**Work instructions**. Without including any picture, return the complete set of records exactly.

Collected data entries
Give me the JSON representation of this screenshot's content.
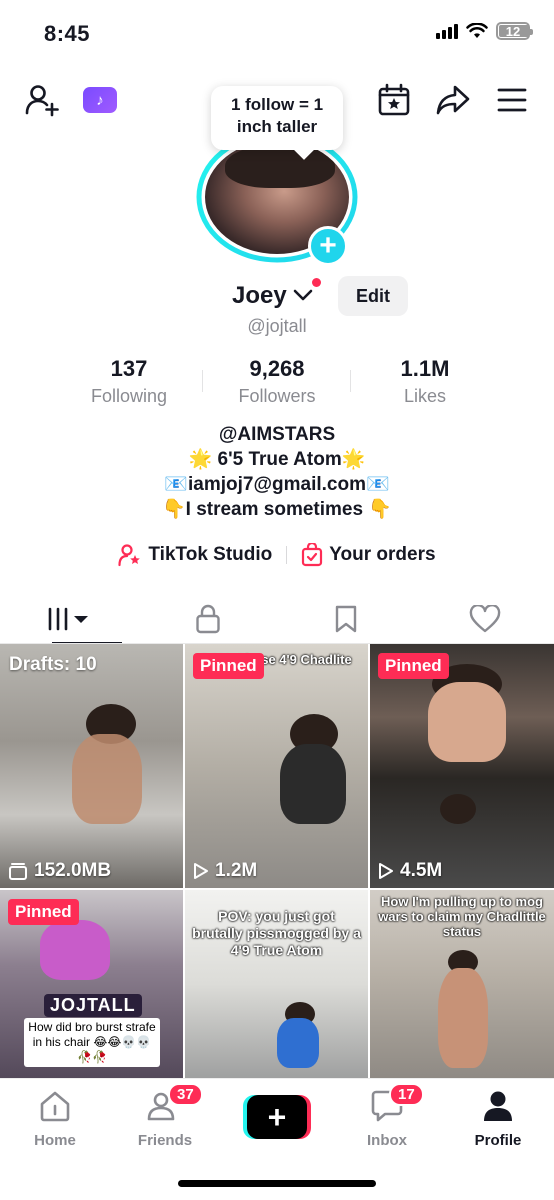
{
  "status_bar": {
    "time": "8:45",
    "battery": "12"
  },
  "top_nav": {
    "app_badge": "♪"
  },
  "tooltip": {
    "line1": "1 follow = 1",
    "line2": "inch taller"
  },
  "profile": {
    "name": "Joey",
    "edit_label": "Edit",
    "handle": "@jojtall",
    "stats": [
      {
        "value": "137",
        "label": "Following"
      },
      {
        "value": "9,268",
        "label": "Followers"
      },
      {
        "value": "1.1M",
        "label": "Likes"
      }
    ],
    "bio": [
      "@AIMSTARS",
      "🌟 6'5 True Atom🌟",
      "📧iamjoj7@gmail.com📧",
      "👇I stream sometimes 👇"
    ]
  },
  "links": {
    "studio": "TikTok Studio",
    "orders": "Your orders"
  },
  "grid": {
    "drafts_label": "Drafts: 10",
    "drafts_size": "152.0MB",
    "pinned_label": "Pinned",
    "video2_caption": "POV: Chose 4'9 Chadlite",
    "video2_views": "1.2M",
    "video3_views": "4.5M",
    "video4_channel": "JOJTALL",
    "video4_caption": "How did bro burst strafe in his chair 😂😂💀💀🥀🥀",
    "video5_caption": "POV: you just got brutally pissmogged by a 4'9 True Atom",
    "video6_caption": "How I'm pulling up to mog wars to claim my Chadlittle status"
  },
  "bottom_nav": {
    "home": "Home",
    "friends": "Friends",
    "friends_badge": "37",
    "inbox": "Inbox",
    "inbox_badge": "17",
    "profile": "Profile"
  },
  "colors": {
    "accent": "#fe2c55",
    "cyan": "#20d5ec",
    "text": "#161823",
    "muted": "#8a8b91"
  }
}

**Answer to this task**.
Give me the JSON representation of this screenshot's content.
{
  "status_bar": {
    "time": "8:45",
    "battery": "12"
  },
  "top_nav": {
    "app_badge": "♪"
  },
  "tooltip": {
    "line1": "1 follow = 1",
    "line2": "inch taller"
  },
  "profile": {
    "name": "Joey",
    "edit_label": "Edit",
    "handle": "@jojtall",
    "stats": [
      {
        "value": "137",
        "label": "Following"
      },
      {
        "value": "9,268",
        "label": "Followers"
      },
      {
        "value": "1.1M",
        "label": "Likes"
      }
    ],
    "bio": [
      "@AIMSTARS",
      "🌟 6'5 True Atom🌟",
      "📧iamjoj7@gmail.com📧",
      "👇I stream sometimes 👇"
    ]
  },
  "links": {
    "studio": "TikTok Studio",
    "orders": "Your orders"
  },
  "grid": {
    "drafts_label": "Drafts: 10",
    "drafts_size": "152.0MB",
    "pinned_label": "Pinned",
    "video2_caption": "POV: Chose 4'9 Chadlite",
    "video2_views": "1.2M",
    "video3_views": "4.5M",
    "video4_channel": "JOJTALL",
    "video4_caption": "How did bro burst strafe in his chair 😂😂💀💀🥀🥀",
    "video5_caption": "POV: you just got brutally pissmogged by a 4'9 True Atom",
    "video6_caption": "How I'm pulling up to mog wars to claim my Chadlittle status"
  },
  "bottom_nav": {
    "home": "Home",
    "friends": "Friends",
    "friends_badge": "37",
    "inbox": "Inbox",
    "inbox_badge": "17",
    "profile": "Profile"
  },
  "colors": {
    "accent": "#fe2c55",
    "cyan": "#20d5ec",
    "text": "#161823",
    "muted": "#8a8b91"
  }
}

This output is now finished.